- [Exercise prompt]: State how many lines of the data below hold the string "with", giving nothing but the number.

- [Dataset excerpts]:
◆ ◆ ◆
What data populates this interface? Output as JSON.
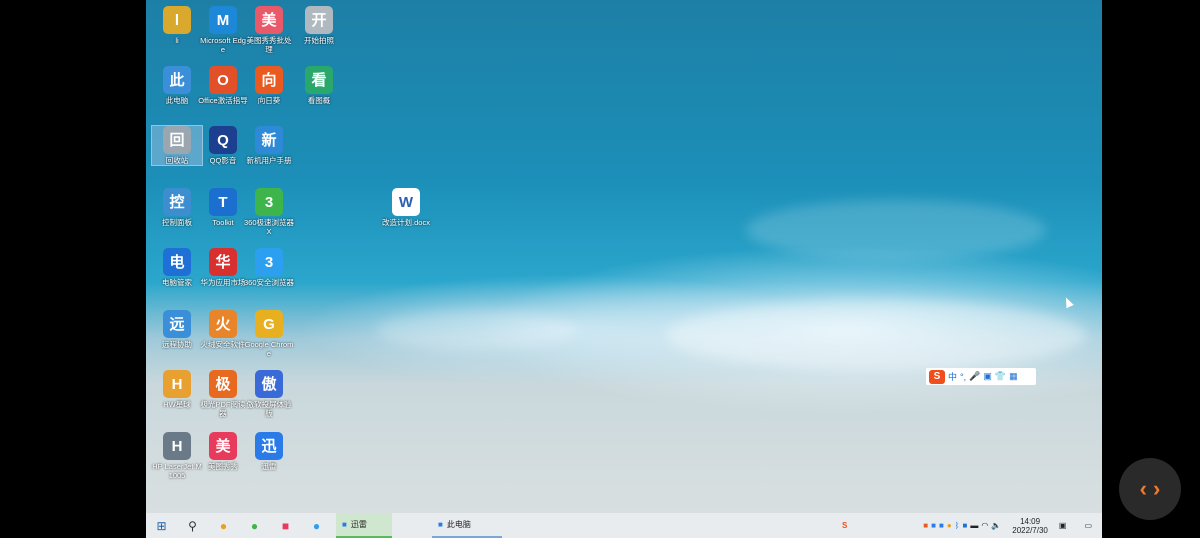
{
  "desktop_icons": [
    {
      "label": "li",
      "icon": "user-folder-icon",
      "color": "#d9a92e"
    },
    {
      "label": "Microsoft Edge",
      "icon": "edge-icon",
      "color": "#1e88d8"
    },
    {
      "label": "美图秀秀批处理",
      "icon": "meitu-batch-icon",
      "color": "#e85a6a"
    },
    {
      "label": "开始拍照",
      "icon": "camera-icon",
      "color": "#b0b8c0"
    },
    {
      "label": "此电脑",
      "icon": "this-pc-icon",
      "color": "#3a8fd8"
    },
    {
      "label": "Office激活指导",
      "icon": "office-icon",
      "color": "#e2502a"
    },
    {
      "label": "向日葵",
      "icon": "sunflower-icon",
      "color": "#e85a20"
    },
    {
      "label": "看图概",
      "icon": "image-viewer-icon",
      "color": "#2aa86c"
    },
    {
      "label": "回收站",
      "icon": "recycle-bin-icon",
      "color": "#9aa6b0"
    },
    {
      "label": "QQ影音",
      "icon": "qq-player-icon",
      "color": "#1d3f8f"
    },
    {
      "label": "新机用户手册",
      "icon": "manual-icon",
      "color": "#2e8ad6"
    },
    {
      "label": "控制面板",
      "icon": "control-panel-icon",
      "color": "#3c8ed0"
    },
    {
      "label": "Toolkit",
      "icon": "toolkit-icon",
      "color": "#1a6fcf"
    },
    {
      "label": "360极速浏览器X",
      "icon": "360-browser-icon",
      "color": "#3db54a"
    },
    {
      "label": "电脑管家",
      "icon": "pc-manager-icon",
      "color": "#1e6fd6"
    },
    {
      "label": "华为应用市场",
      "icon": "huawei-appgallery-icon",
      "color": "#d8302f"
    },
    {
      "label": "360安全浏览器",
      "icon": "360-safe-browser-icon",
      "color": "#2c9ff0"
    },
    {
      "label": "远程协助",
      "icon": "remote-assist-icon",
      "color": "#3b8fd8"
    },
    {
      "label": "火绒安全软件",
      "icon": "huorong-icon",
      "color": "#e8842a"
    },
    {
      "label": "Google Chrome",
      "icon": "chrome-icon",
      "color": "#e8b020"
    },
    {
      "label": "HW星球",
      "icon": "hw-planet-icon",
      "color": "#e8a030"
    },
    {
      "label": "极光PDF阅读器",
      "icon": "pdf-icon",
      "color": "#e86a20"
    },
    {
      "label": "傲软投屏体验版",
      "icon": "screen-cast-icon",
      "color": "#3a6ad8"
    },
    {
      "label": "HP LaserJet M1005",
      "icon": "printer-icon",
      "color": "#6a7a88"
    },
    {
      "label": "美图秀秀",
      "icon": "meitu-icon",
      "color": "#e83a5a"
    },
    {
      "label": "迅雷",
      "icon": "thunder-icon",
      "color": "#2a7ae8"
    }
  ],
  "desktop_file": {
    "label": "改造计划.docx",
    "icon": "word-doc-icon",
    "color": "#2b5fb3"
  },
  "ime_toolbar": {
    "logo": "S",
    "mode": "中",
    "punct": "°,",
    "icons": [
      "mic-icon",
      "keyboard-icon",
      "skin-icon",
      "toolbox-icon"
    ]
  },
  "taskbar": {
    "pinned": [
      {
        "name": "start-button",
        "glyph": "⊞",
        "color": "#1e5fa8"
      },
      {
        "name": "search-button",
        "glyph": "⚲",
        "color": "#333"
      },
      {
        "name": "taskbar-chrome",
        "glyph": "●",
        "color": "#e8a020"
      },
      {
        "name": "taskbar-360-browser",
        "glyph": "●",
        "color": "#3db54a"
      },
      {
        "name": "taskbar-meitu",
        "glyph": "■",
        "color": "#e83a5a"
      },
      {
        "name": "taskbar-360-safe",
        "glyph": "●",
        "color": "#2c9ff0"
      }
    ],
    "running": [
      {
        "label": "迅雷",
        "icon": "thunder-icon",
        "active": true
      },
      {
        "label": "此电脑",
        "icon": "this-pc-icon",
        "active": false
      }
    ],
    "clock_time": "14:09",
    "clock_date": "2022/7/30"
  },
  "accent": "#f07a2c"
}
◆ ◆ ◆
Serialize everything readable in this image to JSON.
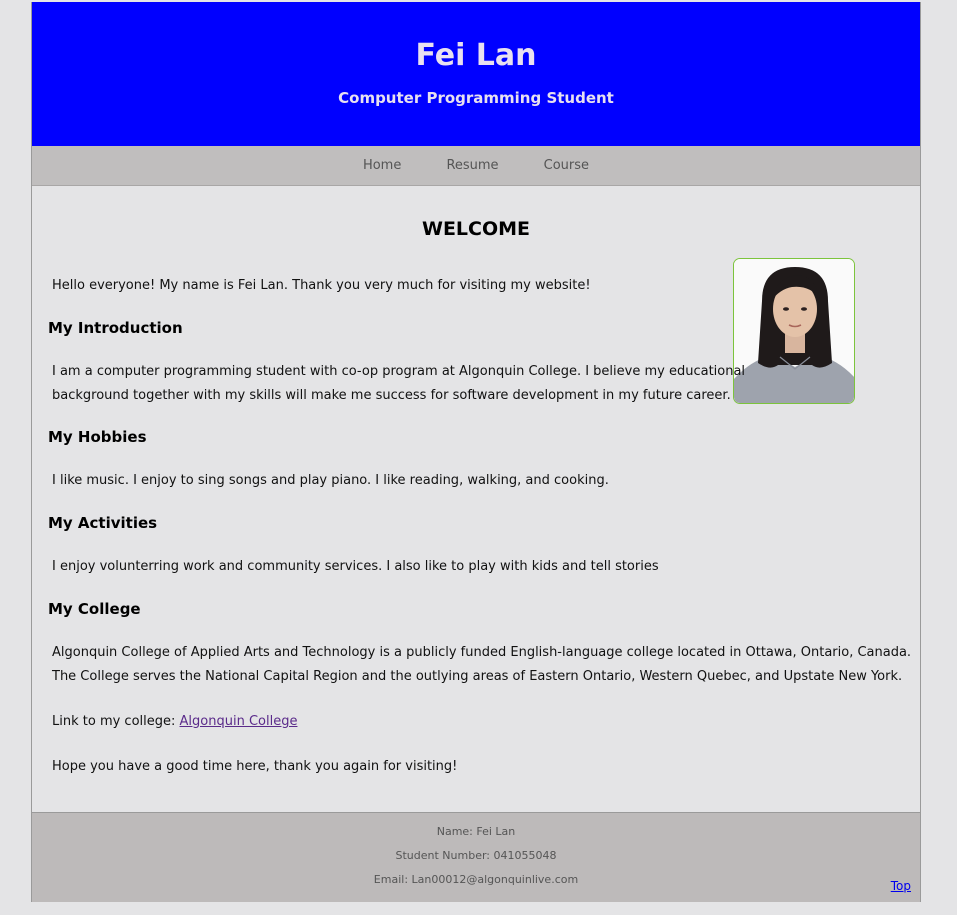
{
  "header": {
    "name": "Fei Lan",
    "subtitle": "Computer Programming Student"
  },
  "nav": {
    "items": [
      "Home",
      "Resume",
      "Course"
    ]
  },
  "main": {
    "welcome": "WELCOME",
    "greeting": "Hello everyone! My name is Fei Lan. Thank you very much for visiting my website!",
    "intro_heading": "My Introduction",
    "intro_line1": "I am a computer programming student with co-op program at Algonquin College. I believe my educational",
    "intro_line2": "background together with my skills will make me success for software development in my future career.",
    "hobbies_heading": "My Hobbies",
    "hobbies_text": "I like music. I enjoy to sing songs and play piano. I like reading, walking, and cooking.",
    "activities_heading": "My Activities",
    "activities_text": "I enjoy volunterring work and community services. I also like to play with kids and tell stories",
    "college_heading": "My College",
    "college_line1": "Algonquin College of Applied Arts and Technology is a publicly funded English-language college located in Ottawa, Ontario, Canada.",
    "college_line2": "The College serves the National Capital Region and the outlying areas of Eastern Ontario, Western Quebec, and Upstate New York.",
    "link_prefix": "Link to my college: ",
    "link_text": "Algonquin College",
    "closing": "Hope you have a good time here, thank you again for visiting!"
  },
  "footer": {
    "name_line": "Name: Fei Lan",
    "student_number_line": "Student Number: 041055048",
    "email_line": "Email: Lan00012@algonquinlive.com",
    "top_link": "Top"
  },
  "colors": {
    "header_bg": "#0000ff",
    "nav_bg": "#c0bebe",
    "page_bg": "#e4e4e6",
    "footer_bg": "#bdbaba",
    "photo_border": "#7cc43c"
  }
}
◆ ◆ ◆
- [Solution]: 3